SINGAPORE — Having met numerous hawkers as part of their business, WhyQ’s founders thought more people needed to know “the stories behind their delicious food cooked with love”.
Mr Rishabh Singhvi and Mr Varun Saraf thought a Hawkers of Singapore video series, modelled after popular photoblog Humans of New York, would serve the purpose.
Last Wednesday, they featured their first chef, Mr Chan Hong Teng, who sells spinach soup at Amoy Street Food Centre. In it, the 53-year-old revealed how he turned from an advertising practitioner into a hawker.
Mr Rishabh said they hope the stories will help connect customers with the faces behind their favourite hawker fare. Mr Varun added: “It warms your heart to see hawker uncles and aunties cook food with so much passion and patience in the midst of this extremely busy, fast-paced city.
“Hawker food and culture is quite unique, and the quality, price and sheer deliciousness cannot be matched by any restaurant in town.”
Welcoming the initiative, Mr Chan said he hopes the series would highlight the entrepreneurial spirit, daring and perseverance of hawkers, and hopefully inspire more young ones to come on board. “Of course, being a hawker is not easy — a lot of hard work and rising costs,” he said.
Hawker-food enthusiasts interviewed by TODAY said the series must distinguish itself from similar content in a saturated online sphere, in order to achieve its goal of promoting the hawker trade.
“Any publicity for the trade is good for the hawkers as it creates awareness and, more importantly, patronage ... For WhyQ ,it has to pitch the hawker from a unique angle as there are already many hawker-related write-ups,” said Mr Koh Seng Choon, who founded hawker-training school Project Dignity.

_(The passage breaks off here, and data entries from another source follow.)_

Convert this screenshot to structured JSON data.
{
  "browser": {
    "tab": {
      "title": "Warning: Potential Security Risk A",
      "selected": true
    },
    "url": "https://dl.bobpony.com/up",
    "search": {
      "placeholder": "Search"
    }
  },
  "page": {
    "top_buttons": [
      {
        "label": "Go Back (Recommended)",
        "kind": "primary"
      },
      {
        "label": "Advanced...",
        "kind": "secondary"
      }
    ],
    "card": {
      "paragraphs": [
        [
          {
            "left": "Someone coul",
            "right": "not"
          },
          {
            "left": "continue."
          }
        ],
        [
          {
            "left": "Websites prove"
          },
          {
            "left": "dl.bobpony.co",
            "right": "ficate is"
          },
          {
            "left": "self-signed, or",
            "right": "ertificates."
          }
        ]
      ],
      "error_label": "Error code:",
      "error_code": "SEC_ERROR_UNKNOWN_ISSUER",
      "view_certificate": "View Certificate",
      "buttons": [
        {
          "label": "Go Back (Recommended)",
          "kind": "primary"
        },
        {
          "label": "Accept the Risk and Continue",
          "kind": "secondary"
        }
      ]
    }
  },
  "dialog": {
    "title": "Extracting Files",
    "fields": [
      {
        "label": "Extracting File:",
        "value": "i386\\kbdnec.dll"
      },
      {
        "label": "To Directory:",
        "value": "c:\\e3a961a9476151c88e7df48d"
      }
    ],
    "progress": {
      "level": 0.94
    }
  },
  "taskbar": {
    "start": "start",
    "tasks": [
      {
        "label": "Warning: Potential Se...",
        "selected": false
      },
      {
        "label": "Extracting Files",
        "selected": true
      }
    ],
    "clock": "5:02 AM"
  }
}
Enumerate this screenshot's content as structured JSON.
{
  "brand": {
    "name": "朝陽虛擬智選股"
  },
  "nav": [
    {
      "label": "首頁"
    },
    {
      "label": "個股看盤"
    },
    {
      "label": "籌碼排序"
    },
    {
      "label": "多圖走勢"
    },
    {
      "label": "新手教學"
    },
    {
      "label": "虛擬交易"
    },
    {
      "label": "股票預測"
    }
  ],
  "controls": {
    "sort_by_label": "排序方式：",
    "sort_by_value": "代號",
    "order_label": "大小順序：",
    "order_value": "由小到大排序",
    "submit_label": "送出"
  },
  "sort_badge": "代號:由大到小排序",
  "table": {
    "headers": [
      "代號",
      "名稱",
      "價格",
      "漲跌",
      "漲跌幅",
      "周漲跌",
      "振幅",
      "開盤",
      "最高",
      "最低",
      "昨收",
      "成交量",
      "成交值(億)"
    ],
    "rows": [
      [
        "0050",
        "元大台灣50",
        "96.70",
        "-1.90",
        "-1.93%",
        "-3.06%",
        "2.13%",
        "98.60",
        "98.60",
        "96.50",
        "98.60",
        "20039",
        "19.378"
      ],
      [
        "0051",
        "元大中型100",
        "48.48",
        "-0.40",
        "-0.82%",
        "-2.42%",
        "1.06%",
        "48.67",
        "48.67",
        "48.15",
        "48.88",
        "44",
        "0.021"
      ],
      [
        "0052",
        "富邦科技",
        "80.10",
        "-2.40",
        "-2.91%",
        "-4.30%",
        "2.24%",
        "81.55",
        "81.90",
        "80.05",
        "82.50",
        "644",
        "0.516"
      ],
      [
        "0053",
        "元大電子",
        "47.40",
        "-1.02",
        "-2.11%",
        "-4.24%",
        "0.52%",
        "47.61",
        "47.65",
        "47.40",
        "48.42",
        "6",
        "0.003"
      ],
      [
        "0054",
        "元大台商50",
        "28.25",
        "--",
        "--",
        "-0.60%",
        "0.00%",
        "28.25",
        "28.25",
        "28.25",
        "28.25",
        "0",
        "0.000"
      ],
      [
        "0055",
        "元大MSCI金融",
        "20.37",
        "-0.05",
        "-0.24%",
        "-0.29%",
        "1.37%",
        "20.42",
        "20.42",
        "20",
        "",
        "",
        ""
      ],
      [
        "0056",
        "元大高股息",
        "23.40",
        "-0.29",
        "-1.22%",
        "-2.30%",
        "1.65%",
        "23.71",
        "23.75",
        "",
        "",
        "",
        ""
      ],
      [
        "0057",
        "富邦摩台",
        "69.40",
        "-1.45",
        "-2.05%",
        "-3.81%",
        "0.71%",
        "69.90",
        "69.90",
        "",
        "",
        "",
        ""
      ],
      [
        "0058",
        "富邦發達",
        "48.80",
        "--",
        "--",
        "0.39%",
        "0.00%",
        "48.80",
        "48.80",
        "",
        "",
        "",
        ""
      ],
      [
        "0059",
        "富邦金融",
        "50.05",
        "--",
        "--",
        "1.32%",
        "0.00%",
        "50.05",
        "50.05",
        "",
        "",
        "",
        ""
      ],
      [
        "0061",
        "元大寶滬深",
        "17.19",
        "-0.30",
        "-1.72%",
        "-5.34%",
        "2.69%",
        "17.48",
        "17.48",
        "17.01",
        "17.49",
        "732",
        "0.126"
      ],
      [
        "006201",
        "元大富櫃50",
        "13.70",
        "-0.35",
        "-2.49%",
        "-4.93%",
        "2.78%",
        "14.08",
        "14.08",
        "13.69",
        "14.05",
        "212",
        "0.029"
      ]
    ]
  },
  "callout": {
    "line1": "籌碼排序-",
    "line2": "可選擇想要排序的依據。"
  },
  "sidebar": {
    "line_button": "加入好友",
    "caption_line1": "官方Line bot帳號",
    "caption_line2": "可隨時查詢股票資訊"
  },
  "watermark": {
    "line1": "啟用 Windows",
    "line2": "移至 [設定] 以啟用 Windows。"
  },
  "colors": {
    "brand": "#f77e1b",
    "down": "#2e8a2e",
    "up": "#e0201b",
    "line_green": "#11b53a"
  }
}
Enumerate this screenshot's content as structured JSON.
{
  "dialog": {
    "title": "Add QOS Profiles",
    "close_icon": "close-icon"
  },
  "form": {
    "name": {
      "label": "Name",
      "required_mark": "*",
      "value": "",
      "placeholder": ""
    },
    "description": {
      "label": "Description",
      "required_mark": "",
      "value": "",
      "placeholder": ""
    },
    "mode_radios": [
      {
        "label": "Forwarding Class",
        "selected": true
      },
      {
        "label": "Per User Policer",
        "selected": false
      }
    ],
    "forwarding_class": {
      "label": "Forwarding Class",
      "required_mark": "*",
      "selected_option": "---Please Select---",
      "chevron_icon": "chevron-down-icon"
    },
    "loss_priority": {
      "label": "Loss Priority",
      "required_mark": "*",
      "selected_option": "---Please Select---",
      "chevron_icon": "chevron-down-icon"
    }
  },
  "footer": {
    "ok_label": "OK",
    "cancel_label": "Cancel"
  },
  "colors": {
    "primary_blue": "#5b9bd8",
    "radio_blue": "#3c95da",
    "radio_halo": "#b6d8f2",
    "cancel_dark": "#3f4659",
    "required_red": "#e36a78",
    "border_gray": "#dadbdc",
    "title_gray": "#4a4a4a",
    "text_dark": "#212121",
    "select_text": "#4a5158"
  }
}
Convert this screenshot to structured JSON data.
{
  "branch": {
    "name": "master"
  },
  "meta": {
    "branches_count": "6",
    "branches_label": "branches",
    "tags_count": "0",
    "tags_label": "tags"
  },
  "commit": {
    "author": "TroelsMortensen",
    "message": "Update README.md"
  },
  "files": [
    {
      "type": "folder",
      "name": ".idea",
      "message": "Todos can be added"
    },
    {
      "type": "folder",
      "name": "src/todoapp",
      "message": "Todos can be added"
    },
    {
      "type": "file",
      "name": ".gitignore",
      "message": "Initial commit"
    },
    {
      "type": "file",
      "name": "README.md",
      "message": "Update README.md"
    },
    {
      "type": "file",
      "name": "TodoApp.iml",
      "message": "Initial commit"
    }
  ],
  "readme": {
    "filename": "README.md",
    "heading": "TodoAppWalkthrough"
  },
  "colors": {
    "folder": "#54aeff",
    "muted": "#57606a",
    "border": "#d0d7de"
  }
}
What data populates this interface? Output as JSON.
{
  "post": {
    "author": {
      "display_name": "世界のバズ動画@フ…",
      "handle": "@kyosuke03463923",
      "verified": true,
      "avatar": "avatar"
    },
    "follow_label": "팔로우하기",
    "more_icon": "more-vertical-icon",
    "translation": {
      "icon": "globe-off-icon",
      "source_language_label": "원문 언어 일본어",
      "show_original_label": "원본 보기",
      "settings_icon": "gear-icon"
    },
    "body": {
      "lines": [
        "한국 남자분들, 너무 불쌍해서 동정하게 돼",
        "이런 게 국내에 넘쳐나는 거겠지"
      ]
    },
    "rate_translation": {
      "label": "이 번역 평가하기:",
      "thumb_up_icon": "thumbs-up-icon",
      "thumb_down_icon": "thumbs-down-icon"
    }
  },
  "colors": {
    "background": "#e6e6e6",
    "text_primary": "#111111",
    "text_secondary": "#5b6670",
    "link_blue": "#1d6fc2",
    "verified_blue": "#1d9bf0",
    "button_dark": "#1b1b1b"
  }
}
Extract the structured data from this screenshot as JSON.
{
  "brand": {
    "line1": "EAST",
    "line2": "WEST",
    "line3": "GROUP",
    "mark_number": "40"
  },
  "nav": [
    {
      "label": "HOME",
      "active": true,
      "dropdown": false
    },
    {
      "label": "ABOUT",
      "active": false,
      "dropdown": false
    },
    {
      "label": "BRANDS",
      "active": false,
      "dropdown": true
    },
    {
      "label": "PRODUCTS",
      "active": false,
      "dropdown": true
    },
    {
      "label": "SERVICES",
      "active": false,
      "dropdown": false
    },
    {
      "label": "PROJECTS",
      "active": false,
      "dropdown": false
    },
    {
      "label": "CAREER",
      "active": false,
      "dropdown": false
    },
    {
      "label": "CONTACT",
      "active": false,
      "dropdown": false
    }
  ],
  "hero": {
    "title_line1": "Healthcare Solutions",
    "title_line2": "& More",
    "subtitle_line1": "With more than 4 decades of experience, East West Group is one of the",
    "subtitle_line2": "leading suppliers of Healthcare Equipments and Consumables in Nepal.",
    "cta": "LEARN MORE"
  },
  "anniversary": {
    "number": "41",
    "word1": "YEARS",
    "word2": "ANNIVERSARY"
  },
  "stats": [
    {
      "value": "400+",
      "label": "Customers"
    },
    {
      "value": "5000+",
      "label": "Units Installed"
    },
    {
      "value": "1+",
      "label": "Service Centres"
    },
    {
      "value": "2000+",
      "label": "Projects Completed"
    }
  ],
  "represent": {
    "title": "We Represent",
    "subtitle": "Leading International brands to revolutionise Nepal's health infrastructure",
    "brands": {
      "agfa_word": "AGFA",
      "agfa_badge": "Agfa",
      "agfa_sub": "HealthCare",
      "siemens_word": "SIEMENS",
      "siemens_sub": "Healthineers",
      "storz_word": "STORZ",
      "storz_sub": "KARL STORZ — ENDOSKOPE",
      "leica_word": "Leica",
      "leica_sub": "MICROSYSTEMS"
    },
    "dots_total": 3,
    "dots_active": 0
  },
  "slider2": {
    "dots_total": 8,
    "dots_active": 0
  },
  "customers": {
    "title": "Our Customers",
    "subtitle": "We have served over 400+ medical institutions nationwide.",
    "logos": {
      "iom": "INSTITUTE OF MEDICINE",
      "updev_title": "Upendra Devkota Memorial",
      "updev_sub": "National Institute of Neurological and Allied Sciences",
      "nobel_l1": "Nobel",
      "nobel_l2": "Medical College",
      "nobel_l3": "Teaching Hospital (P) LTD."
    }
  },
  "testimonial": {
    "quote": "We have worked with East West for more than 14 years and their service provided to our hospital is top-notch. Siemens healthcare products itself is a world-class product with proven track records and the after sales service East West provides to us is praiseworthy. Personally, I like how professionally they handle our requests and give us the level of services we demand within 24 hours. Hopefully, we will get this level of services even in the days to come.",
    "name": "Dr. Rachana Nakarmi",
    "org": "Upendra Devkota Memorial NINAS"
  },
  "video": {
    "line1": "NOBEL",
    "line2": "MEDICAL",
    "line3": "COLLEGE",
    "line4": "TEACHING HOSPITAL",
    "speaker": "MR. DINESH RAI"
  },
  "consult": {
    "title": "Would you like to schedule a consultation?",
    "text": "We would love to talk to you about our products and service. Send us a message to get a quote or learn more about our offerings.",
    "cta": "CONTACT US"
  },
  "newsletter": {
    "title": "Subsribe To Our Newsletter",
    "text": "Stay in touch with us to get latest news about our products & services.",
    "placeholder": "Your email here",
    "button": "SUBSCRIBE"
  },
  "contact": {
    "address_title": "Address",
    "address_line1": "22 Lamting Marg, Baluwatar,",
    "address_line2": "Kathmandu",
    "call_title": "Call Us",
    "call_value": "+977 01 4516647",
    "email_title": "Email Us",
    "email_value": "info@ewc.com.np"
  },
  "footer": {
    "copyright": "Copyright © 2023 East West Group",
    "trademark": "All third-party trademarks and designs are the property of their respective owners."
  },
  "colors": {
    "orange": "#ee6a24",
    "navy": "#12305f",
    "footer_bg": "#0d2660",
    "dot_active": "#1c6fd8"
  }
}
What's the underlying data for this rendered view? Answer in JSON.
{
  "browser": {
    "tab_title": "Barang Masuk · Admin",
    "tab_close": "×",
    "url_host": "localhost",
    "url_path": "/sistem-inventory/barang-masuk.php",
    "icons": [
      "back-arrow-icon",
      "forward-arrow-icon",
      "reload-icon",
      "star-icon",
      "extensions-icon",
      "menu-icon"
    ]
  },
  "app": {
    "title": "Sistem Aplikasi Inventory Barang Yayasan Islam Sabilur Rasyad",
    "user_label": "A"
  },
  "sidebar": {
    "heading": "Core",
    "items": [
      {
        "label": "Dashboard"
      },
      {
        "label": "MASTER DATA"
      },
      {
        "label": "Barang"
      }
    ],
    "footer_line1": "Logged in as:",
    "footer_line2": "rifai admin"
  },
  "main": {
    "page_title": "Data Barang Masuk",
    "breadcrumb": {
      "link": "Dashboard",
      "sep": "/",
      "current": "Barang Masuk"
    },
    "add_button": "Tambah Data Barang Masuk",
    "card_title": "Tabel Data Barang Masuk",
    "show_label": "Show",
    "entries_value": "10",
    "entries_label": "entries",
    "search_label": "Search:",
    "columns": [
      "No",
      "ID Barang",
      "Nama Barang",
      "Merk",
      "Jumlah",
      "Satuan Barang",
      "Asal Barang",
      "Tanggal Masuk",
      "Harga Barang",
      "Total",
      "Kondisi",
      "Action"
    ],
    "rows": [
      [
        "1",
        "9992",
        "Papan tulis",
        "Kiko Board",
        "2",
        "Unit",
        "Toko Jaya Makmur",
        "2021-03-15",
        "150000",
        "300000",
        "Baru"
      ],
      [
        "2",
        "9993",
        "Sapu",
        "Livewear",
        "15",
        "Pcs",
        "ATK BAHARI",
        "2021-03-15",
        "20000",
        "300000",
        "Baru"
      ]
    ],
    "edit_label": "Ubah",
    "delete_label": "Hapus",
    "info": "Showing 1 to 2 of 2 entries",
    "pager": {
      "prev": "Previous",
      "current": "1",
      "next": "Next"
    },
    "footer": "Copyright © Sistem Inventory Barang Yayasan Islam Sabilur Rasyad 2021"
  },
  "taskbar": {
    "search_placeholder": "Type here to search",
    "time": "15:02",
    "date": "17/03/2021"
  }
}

He urged WhyQ to consider featuring hawkers who are less well-known, but still serve great hawker fare. KELLY NG